While the Garden Cafeteria hasn't been used as a cafe in 40 years, its history is a part of St. Petersburg.
Today, that part of the city's history came crashing to the ground after it was demolished after the lot was sold.
According St. Pete Preservation board member Kai Warren, the structure’s architecture helped make St. Petersburg unique. The building was located on 2nd Street between 2nd and 3rd Avenue N.
Inside, the tropical walls were painted by historic local artist George Snow Hill, who also has a painting still hanging in City Hall.
According to Warren, with the sale of the building, the Pendergast family demolished the structure.
"It's really a unique building," Warren told Patch. "You don’t see many mission-style structures of that size in St. Petersburg."
The cafe's building, also known as the piano exchange building, was built in 1923 and was originally The First Baptist Tabernacle, Warren said.
In the 30s the church became an auto garage and then morphed into the tropical-style cafeteria. Warren said the cafeteria was last used in the late 70s, which then became the piano exchange.
Warrens laments the demolition of the structure because he says a part of the city's character is demolished with the building.

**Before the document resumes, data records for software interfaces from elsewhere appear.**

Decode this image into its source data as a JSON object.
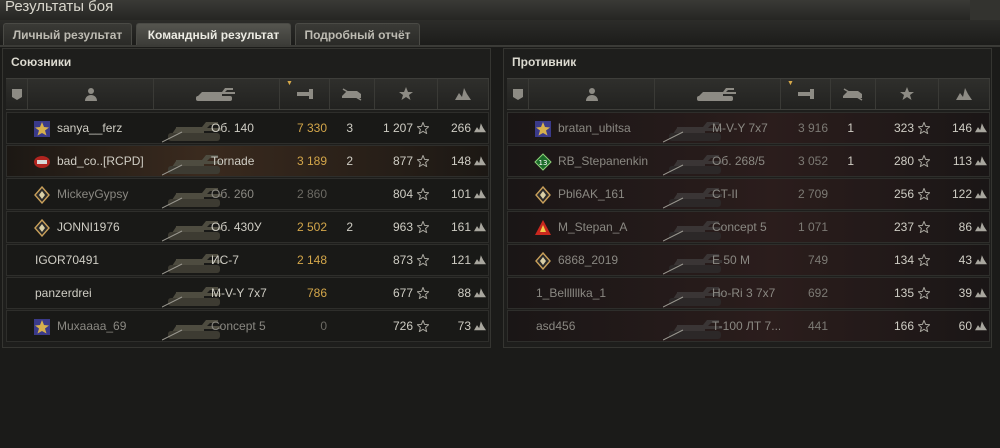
{
  "window": {
    "title": "Результаты боя"
  },
  "tabs": [
    {
      "label": "Личный результат",
      "active": false
    },
    {
      "label": "Командный результат",
      "active": true
    },
    {
      "label": "Подробный отчёт",
      "active": false
    }
  ],
  "allies": {
    "title": "Союзники",
    "rows": [
      {
        "player": "sanya__ferz",
        "tank": "Об. 140",
        "damage": "7 330",
        "kills": "3",
        "xp": "1 207",
        "rating": "266",
        "badge": "clan-emblem",
        "dead": false
      },
      {
        "player": "bad_co..[RCPD]",
        "tank": "Tornade",
        "damage": "3 189",
        "kills": "2",
        "xp": "877",
        "rating": "148",
        "badge": "clan-emblem-red",
        "dead": false,
        "self": true
      },
      {
        "player": "MickeyGypsy",
        "tank": "Об. 260",
        "damage": "2 860",
        "kills": "",
        "xp": "804",
        "rating": "101",
        "badge": "rank-diamond",
        "dead": true
      },
      {
        "player": "JONNI1976",
        "tank": "Об. 430У",
        "damage": "2 502",
        "kills": "2",
        "xp": "963",
        "rating": "161",
        "badge": "rank-diamond",
        "dead": false
      },
      {
        "player": "IGOR70491",
        "tank": "ИС-7",
        "damage": "2 148",
        "kills": "",
        "xp": "873",
        "rating": "121",
        "badge": "",
        "dead": false
      },
      {
        "player": "panzerdrei",
        "tank": "M-V-Y 7x7",
        "damage": "786",
        "kills": "",
        "xp": "677",
        "rating": "88",
        "badge": "",
        "dead": false
      },
      {
        "player": "Muxaaaa_69",
        "tank": "Concept 5",
        "damage": "0",
        "kills": "",
        "xp": "726",
        "rating": "73",
        "badge": "clan-emblem",
        "dead": true
      }
    ]
  },
  "enemies": {
    "title": "Противник",
    "rows": [
      {
        "player": "bratan_ubitsa",
        "tank": "M-V-Y 7x7",
        "damage": "3 916",
        "kills": "1",
        "xp": "323",
        "rating": "146",
        "badge": "clan-emblem",
        "dead": true
      },
      {
        "player": "RB_Stepanenkin",
        "tank": "Об. 268/5",
        "damage": "3 052",
        "kills": "1",
        "xp": "280",
        "rating": "113",
        "badge": "rank-13",
        "dead": true
      },
      {
        "player": "Pbl6AK_161",
        "tank": "CT-II",
        "damage": "2 709",
        "kills": "",
        "xp": "256",
        "rating": "122",
        "badge": "rank-diamond",
        "dead": true
      },
      {
        "player": "M_Stepan_A",
        "tank": "Concept 5",
        "damage": "1 071",
        "kills": "",
        "xp": "237",
        "rating": "86",
        "badge": "rank-triangle",
        "dead": true
      },
      {
        "player": "6868_2019",
        "tank": "E 50 M",
        "damage": "749",
        "kills": "",
        "xp": "134",
        "rating": "43",
        "badge": "rank-diamond",
        "dead": true
      },
      {
        "player": "1_Bellllllka_1",
        "tank": "Ho-Ri 3 7x7",
        "damage": "692",
        "kills": "",
        "xp": "135",
        "rating": "39",
        "badge": "",
        "dead": true
      },
      {
        "player": "asd456",
        "tank": "T-100 ЛТ 7...",
        "damage": "441",
        "kills": "",
        "xp": "166",
        "rating": "60",
        "badge": "",
        "dead": true
      }
    ]
  },
  "columns": [
    {
      "icon": "platoon-icon"
    },
    {
      "icon": "player-icon"
    },
    {
      "icon": "tank-icon"
    },
    {
      "icon": "damage-icon"
    },
    {
      "icon": "kills-icon"
    },
    {
      "icon": "xp-star-icon"
    },
    {
      "icon": "rating-icon"
    }
  ],
  "colors": {
    "damage": "#d3a64a",
    "accent_tab": "#55554f",
    "enemy_row": "#2b1d1c"
  }
}
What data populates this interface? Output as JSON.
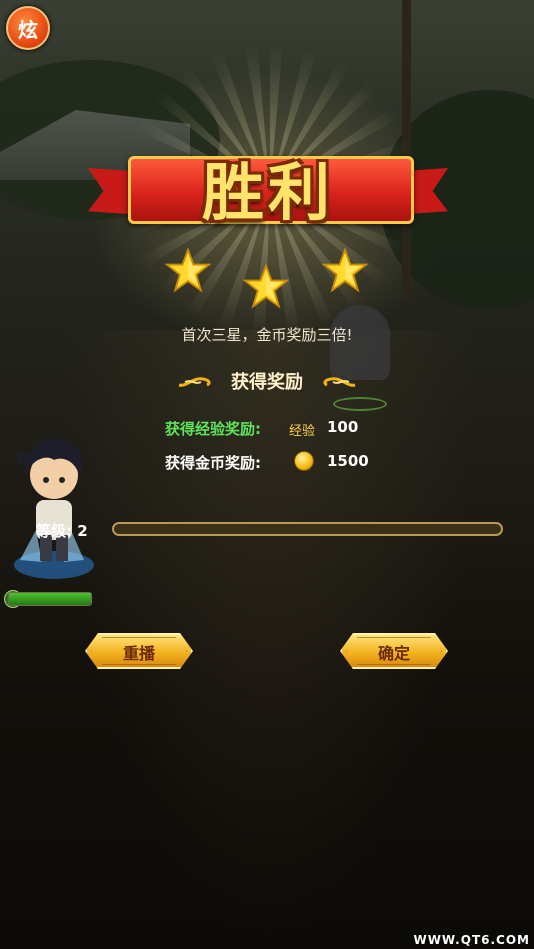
{
  "badge": {
    "label": "炫"
  },
  "result": {
    "title": "胜利",
    "stars_earned": 3,
    "first_star_message": "首次三星，金币奖励三倍!",
    "reward_header": "获得奖励"
  },
  "rewards": {
    "exp_label": "获得经验奖励:",
    "exp_unit": "经验",
    "exp_value": "100",
    "gold_label": "获得金币奖励:",
    "gold_value": "1500"
  },
  "level": {
    "label": "等级:",
    "value": "2",
    "progress": 0.0
  },
  "hero": {
    "hp_progress": 1.0
  },
  "buttons": {
    "replay": "重播",
    "confirm": "确定"
  },
  "watermark": "WWW.QT6.COM",
  "colors": {
    "exp_label": "#5fe35a",
    "button": "#f3b321",
    "banner": "#d9231c",
    "title": "#ffe36a"
  }
}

"When you start losing those type of structures, then you become like all other modern, bland towns," Warren said.